Written and directed by Patrick Graham, this miniseries comes packed with a little bit of every sub-genre of horror from thriller to slasher. It’s set in near dystopian future when sectarian violence has reached a crisis point, secret detention centers have been establish & a military clampdown is in effect. This is when a shining officer of NPS, a paramilitary force, Nida Rahim (Radhika Apte) gives in her father because she has doubts on his loyalty towards the country.
Father Shahnawaz Rahim (S.M. Zaheer) is a professor who believes that the patriotism in country is going out of hand, killing many innocents. Nida has the doubt that her father brainwashes people to do things which aren’t a part of their religion. For attempting this brave thing, Nida, even before the completion of her training, gets transferred to a covert detention facility handled by NPS. Colonel Sunil Dacunha (Manav Kaul) welcomes Nida to the team asking her to assisting in interrogating one of the most wanted criminals Ali Saeed (Mahesh Balraj).
Ghoul or Ghul, a zombie-fied demon which thrives on your guilt & uses it to destroy you.
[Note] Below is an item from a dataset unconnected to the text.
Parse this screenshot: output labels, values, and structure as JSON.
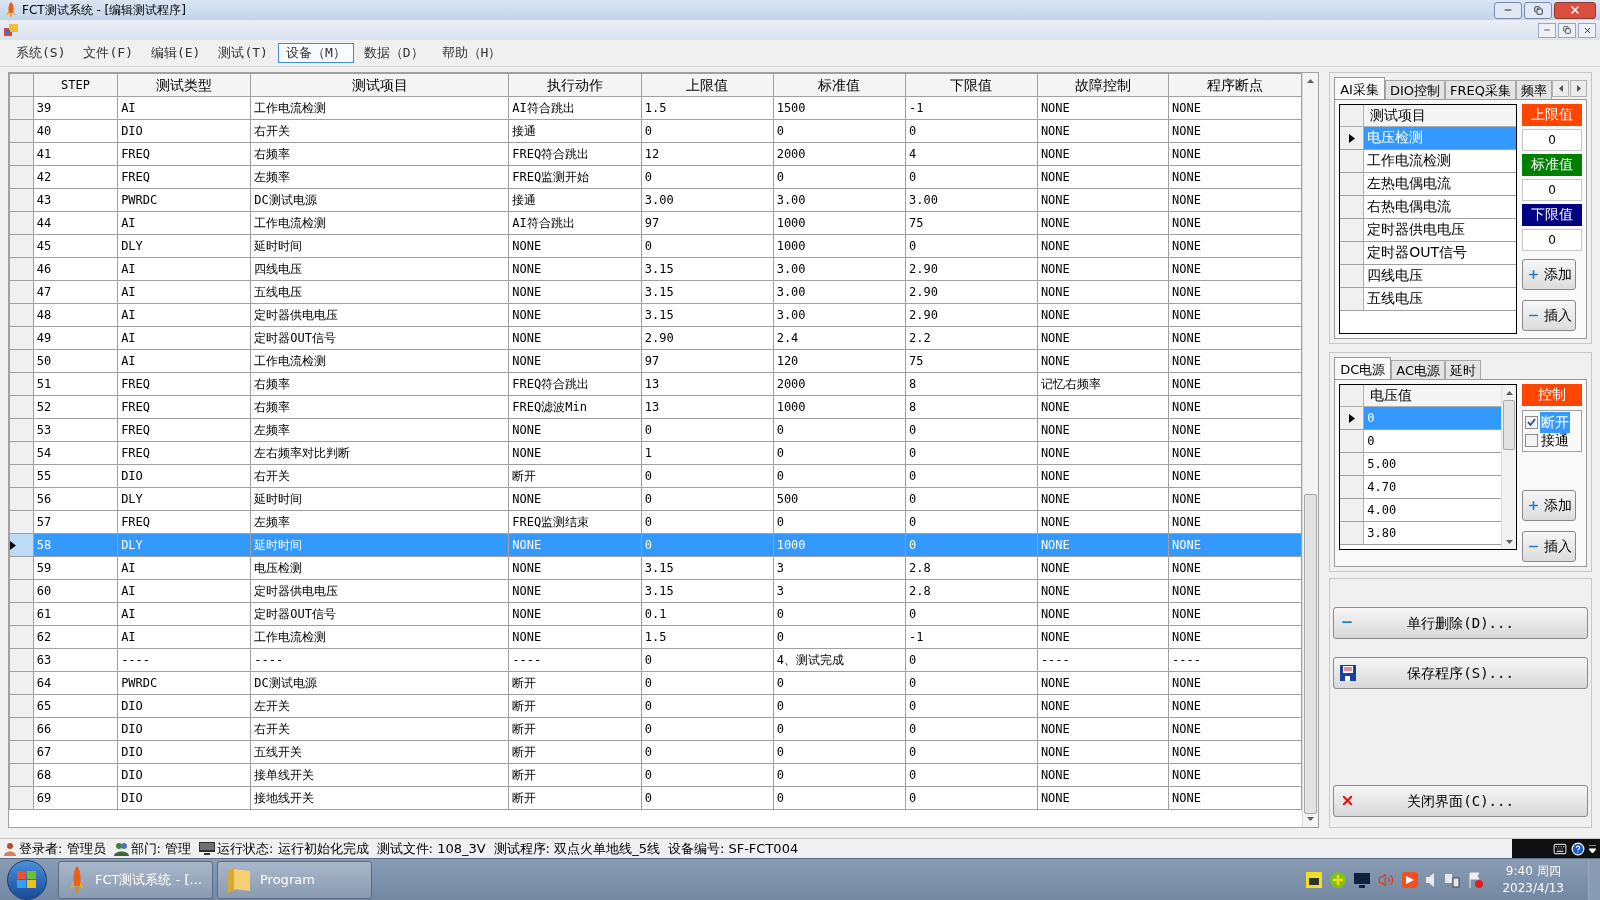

Without making a caricature, the makers decide to opt to go for minimal prosthetics with shadowy eyes for the demon. Any True Detective fans here? you surely will find some astute similarities between the both. Ghoul scores full marks in the thrilling department but falls a bit short in amassing scares and screams. Patrick Graham’s direction will keep you glued throughout but once you end the show you’ll feel to come out as empty-hearted. How much I wish Patrick should have made the most of the setup of dystopian future.
Let’s address the Elephant in the house (thank god! we don’t relate Elephant to any religion, in our country at least) – poking the nationalism. There are things that will disturb a certain section of people but for someone like me who never has any opinion about Religion or Politics – Ghoul has a pretty balanced narration. For a show maintaining the balance between terrorism & ghostly presence, Ghoul ends itself on a metaphoric climax. Recently, director Patrick Graham said that India still hasn’t found its voice when it comes to horror but with Ghoul I think we at least have started speaking.
Radhika Apte – the woman with many shades explore the most darkest one with Ghoul. She is terrific as Nida Rahim and expresses her emotions very well; be it of a bemused daughter or a draconian interrogating officer. Manav Kaul gets very limited scope to explore his talent. He is very good but the only problem with his performance is – it’s unidimensional. Ratnabali Bhattacharjee from the supporting cast impresses the most. She is effortlessly dreadful and not in a bad way.
Ghoul is backed by Blumhouse Productions, the makers of Insidious, and we can see how the shades of dark have been maintained to portray the sets. Jay Oza, the man who made the Indian version 24 look stylish & slick with his cinematography, excels in Ghoul too. The horror genre majorly depends on screenplay, cinematography and music – Ghoul tick marks every single of all the three boxes. Benedict Taylor & Naren Chandavarkar’s music and Niraj Gera’s sound serve their purpose of creating a spooky atmosphere.